A book created over a 20 day period in the spring of 2003 as a response to the US invasion of Iraq. It is simply one US citizen’s outlet for feelings of frustration, disbelief and impotence in the face of a war that should not have happened and that has been mounted by an administration drunk on its own power and delusions of grandeur. While thousands die needlessly a world away, hundreds of thousands of US citizens are watching as their civil rights are steadily eroding. Still millions of Americans believe without question propaganda manufactured daily by the Bush Administration and treated as legitimate news by our national broadcast media…” [thanks, miguel]
“As tens of thousands of American troops arrive home from a war in which a number of them faced vicious fighting, the military is scrambling to smooth their return to civilian society.
Five killings last summer involving Army couples at Fort Bragg, N.C., including three soldiers who were recently back from the war in Afghanistan, raised a troubling question: Had the soldiers’ combat skills spilled over into their domestic lives, with tragic consequences?” NY Times
(Dublin, GA): Man reports burglary of marijuana to police. TechFocus
“A report on CNN claimed that a US hospital is frantically searching for someone fluent in Klingon.
The hospital, in Multnomah County, needs an interpreter for mentally ill patients who apparently won’t speak any other language.

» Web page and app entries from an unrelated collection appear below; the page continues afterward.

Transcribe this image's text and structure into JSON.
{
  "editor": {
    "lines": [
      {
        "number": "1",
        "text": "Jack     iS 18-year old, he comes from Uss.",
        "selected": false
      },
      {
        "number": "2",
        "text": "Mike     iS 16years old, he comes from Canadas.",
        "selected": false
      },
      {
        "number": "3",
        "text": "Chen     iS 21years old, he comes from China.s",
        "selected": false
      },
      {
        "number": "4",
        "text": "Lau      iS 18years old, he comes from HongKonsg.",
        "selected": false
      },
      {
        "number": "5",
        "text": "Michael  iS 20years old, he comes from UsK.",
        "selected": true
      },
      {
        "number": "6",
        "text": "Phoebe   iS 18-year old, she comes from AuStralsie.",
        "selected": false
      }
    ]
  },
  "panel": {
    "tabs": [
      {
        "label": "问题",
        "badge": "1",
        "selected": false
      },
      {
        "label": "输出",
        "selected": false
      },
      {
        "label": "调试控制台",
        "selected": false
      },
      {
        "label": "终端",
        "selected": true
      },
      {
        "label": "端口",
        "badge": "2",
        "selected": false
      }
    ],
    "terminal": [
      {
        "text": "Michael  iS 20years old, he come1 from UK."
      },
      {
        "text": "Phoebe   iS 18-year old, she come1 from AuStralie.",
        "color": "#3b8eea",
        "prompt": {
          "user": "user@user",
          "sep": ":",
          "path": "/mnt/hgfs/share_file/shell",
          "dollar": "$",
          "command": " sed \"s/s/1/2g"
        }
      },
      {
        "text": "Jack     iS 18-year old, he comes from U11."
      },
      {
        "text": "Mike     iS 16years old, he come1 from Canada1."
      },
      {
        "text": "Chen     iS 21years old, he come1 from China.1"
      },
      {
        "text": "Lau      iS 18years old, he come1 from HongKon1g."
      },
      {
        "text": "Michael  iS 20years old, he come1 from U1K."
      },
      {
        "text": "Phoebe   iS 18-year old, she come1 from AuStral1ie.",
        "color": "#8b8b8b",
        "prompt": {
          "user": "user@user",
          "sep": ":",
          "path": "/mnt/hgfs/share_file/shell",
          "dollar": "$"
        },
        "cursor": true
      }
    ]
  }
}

It’s also looking for people fluent in another 55 languages, although it doesn’t say which of those are terrestrial and which extraterrestrial.”
“The Bush administration’s doctrine of pre-emption presumes that American intelligence can ferret out the most secret of foreign science with near infallibility.” — William J. Broad, NY Times

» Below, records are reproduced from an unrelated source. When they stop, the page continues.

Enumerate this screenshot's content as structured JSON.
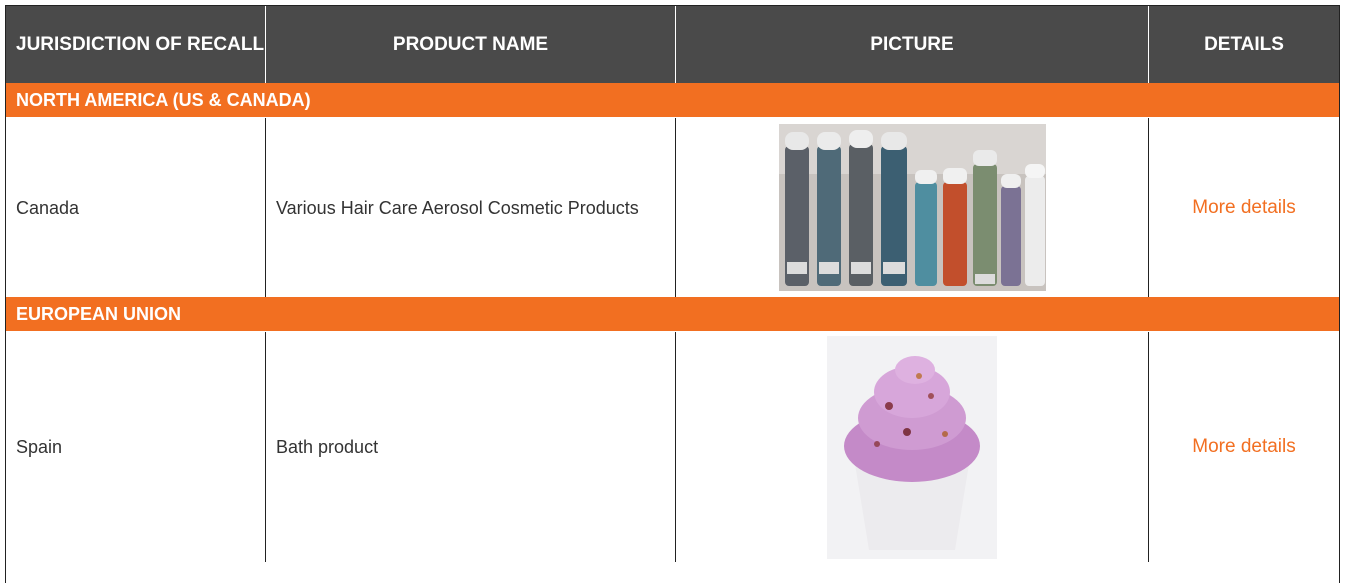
{
  "header": {
    "col1": "JURISDICTION OF RECALL",
    "col2": "PRODUCT NAME",
    "col3": "PICTURE",
    "col4": "DETAILS"
  },
  "sections": [
    {
      "title": "NORTH AMERICA (US & CANADA)",
      "row": {
        "jurisdiction": "Canada",
        "product": "Various Hair Care Aerosol Cosmetic Products",
        "details_link": "More details"
      }
    },
    {
      "title": "EUROPEAN UNION",
      "row": {
        "jurisdiction": "Spain",
        "product": "Bath product",
        "details_link": "More details"
      }
    }
  ],
  "colors": {
    "header_bg": "#4a4a4a",
    "section_bg": "#f26f21",
    "link": "#f26f21"
  }
}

Since when do we nominate the warmongers for the Nobel Peace Prize simply because they won? Reuters
I’ve been a little nervous since hearing where Neal Stephenson is going with his next book, Quicksilver. Maybe a “prequel” to the immensely satisfying, massive Cryptonomicon would work, but what’s one of the more ingenious science fiction writers operating going to do way back in the Baroque era? He seems to be trying to escape his genre roots, and I hope he isn’t shooting himself in the foot by doing so. (It does charm me that he’s gone all the way retro by writing the book by hand with a fountain pen; I am an aficionado of fine pens and write with them day in day out in my work.) This preview helps me feel I could get into it, though. Too bad it’ll be too late for summer reading.